--- START ---

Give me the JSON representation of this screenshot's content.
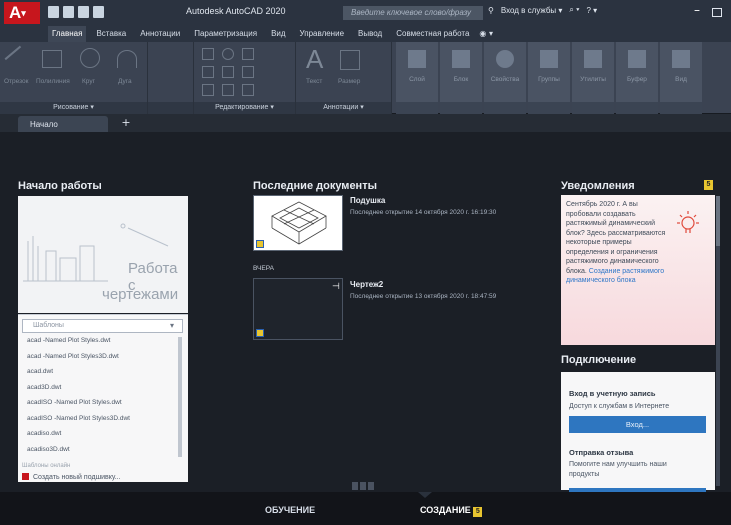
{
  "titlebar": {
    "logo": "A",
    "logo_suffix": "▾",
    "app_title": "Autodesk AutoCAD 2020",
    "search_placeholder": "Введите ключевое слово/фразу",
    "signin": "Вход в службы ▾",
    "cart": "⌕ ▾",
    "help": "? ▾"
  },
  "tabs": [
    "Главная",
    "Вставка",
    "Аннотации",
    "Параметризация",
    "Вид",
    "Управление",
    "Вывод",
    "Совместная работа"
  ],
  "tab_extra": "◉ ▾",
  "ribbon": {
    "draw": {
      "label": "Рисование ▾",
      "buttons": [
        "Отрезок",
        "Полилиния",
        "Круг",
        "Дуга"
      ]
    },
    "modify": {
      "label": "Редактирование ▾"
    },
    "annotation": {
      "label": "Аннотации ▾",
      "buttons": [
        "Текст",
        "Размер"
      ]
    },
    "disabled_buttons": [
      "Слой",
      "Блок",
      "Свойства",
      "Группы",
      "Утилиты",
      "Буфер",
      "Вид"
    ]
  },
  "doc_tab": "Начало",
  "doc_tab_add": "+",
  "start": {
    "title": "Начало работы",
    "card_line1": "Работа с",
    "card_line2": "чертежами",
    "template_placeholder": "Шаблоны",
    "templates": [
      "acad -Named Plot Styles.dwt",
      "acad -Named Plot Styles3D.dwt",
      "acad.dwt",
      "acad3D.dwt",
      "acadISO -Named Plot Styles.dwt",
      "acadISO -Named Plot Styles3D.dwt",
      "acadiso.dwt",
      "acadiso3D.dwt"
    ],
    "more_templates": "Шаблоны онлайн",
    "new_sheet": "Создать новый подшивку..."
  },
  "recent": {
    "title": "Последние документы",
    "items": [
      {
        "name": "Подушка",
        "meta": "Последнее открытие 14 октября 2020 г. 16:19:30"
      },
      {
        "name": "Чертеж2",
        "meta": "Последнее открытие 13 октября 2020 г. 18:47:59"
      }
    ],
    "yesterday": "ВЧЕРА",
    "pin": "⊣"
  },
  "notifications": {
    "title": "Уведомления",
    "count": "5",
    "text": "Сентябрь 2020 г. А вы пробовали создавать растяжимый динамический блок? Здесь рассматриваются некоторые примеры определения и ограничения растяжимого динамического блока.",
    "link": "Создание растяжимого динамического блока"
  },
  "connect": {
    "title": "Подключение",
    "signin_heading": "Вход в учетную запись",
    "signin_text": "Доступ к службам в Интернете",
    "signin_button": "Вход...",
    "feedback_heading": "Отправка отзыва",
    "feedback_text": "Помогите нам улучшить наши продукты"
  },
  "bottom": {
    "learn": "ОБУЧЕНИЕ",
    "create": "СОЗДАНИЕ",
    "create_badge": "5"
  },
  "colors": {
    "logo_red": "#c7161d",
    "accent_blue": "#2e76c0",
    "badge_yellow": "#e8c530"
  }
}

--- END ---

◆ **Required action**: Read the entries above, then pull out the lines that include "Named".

◆ **Answer to the problem**:
      "acad -Named Plot Styles.dwt",
      "acad -Named Plot Styles3D.dwt",
      "acadISO -Named Plot Styles.dwt",
      "acadISO -Named Plot Styles3D.dwt",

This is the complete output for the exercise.